Eating Disorder in Men & Boys

How many men suffer from an eating disorder?

We often think of females when looking at eating disorders, however, the National Association for Males with Eating Disorders estimates that 25 to 40 percent of people with all eating disorders are males. Men and boys suffer from an eating disorder as much as females do, and it’s important to understand that gender doesn’t prevent one from developing an eating disorder.

The Big Surge in Eating Disorder During lockdown: The lockdown due to COVID-19 has caused many people to develop an eating disorder, relapse, and/ or delay their recovery, 40 percent of which are males.

Facts: 33% of adolescent males use unhealthy weight control behaviors. 37% of men who binge eat experience depression. 43% of men are dissatisfied with their bodies.

Notable factors:  Muscularity in the Media: The ideal male body representation has increased, presenting a largely unattainable muscular body type. Less likely to get help: Males are perceived in gender roles and traditional muscular and as this has become an ideal norm in our society, it has lead to negative attitudes towards those seeking psychological help. Sexuality: Males apart of the Lgbqt+ are more likely to develop an eating disorder.

Causes of negative body image in men and boys:

  • Teasing in childhood and adolescence (being called too thin, too weak, or too fat)
  • Peer pressure among teenage boys to be physically ‘tough’ and ‘strong’
  • A cultural tendency to judge people on their appearance
  • The emphasis on male sports players as role models for boys
  • Advertising campaigns and media coverage featuring idealized male images
  • Promotion by society of the ‘ideal’ man as always being strong, lean, and muscular
  • Well-meaning public health campaigns that urge people to lose weight.

How the Media and Marketing are Responsible: As the majority of us spend hours on social media, our feeds are constantly filled with unrealistic lifestyles and realities. Boys and men are regularly exposed to an idealized masculine body type via media and marketing that can influence the development of body dissatisfaction in men. Furthermore, young children who play with superhero figures or action figures may be idealizing body types that are not humanly attainable, giving boys an unrealistic standard to live up to. Thus, illustrating that the media and marketing target boys at a young age with unrealistic body images, whether, it’s in their favorite anime, video games, and/ or social media. An article by BuzzFeed, “This Is What It’s Like For Men With Eating Disorders” states, “many guys with eating disorders or with body image issues, they’re not trying to lose weight. They’re actually trying to bulk up and be muscular.” This demonstrates, that social media and Heors from the Marvel Cinematic Universe have distorted men’s body images, resulting in men and young boys being pressured to Captain America’s washboard abs and bodies devoid of an ounce of body fat. The V shape — broad shoulders, six-pack abs, smaller waist — has become the male body ideal. Nonetheless, if you or someone you care about is a male with an eating disorder, do not hesitate to seek help. While reaching out for help may seem scary, it is an important first step in overcoming a disorder that can be treated.

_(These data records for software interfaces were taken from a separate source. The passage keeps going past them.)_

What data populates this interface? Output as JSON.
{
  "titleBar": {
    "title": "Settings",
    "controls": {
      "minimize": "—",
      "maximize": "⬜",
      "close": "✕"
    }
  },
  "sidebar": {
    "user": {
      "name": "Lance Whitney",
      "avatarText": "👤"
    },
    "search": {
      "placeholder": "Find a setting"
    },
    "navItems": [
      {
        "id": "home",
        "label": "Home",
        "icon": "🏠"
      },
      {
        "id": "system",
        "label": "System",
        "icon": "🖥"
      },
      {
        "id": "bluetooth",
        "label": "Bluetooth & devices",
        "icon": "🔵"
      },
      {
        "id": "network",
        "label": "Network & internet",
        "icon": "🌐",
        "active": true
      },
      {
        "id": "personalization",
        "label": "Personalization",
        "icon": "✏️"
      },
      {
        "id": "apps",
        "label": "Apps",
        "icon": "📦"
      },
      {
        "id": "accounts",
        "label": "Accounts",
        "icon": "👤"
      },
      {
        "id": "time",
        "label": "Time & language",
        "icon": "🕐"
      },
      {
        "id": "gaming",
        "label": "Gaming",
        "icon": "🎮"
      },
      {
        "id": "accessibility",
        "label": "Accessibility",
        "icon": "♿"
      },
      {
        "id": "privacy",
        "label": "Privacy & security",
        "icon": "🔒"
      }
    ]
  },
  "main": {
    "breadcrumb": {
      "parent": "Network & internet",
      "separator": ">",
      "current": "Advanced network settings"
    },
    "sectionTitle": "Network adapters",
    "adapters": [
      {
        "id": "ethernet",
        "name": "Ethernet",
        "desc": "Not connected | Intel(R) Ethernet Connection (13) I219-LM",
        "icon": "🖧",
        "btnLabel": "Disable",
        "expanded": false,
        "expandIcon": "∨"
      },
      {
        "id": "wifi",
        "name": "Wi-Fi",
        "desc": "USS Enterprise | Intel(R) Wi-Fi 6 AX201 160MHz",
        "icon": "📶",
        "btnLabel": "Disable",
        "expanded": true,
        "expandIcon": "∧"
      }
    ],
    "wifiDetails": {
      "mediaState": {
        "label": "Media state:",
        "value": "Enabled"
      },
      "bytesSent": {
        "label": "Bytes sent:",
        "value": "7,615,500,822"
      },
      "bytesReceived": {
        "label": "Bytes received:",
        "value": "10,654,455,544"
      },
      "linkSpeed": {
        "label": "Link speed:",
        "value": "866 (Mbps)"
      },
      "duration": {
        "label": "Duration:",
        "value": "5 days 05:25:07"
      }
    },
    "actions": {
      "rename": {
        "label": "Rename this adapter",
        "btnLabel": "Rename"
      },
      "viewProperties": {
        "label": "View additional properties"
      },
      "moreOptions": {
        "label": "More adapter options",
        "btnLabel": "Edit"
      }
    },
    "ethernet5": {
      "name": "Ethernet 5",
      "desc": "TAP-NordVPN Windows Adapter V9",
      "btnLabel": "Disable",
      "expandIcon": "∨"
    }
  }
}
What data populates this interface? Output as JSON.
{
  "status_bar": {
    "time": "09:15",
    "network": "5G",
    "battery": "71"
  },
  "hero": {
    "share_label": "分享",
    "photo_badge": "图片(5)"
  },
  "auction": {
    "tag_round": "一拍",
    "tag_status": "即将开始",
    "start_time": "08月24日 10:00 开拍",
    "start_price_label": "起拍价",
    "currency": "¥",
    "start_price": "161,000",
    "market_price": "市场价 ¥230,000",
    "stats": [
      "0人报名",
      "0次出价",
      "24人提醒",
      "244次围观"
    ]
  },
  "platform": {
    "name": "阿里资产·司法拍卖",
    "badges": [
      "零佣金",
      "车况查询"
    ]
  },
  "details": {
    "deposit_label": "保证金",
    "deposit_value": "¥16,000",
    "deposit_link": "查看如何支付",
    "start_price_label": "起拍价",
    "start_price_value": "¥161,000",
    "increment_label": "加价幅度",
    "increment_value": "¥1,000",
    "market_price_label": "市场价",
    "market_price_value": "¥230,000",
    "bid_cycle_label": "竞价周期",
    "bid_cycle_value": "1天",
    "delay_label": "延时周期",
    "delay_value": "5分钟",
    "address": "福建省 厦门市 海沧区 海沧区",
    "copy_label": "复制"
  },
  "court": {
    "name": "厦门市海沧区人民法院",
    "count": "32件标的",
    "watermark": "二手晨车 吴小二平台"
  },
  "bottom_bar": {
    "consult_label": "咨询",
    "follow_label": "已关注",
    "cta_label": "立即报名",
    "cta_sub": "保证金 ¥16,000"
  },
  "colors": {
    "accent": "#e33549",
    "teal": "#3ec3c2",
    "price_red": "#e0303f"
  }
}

Note: The Free Your Mind Mental Health Society is an independent youth-led organization. The contents of this blog are not intended to be a substitute for professional medical advice, diagnosis, or treatment. Always seek the advice of your physician or another qualified health provider with any questions you may have regarding a medical condition. In the event of a medical emergency, please call your doctor or 911 or other local emergency numbers immediately.

Work Cited:

Abdelmahmoud, E. (2021, February 09). This is what it’s like for men with eating disorders. Retrieved February 16, 2021, from https://www.buzzfeednews.com/article/elaminabdelmahmoud/male-eating-disorders-overexercise-body-image-diet

Doctors warn of ‘tsunami’ of pandemic eating disorders. (2021, February 11). Retrieved February 16, 2021, from https://www.theguardian.com/society/2021/feb/11/doctors-warn-of-tsunami-of-pandemic-eating-disorders

Editors, T. (2013, January 21). Infographic: Men and eating disorders. Retrieved February 16, 2021, from https://goodmenproject.com/health/infographic-men-and-eating-disorders/

Male body image and body dissatisfaction – mirror. (2020, June 11). Retrieved February 16, 2021, from https://mirror-mirror.org/body-image/body-image-men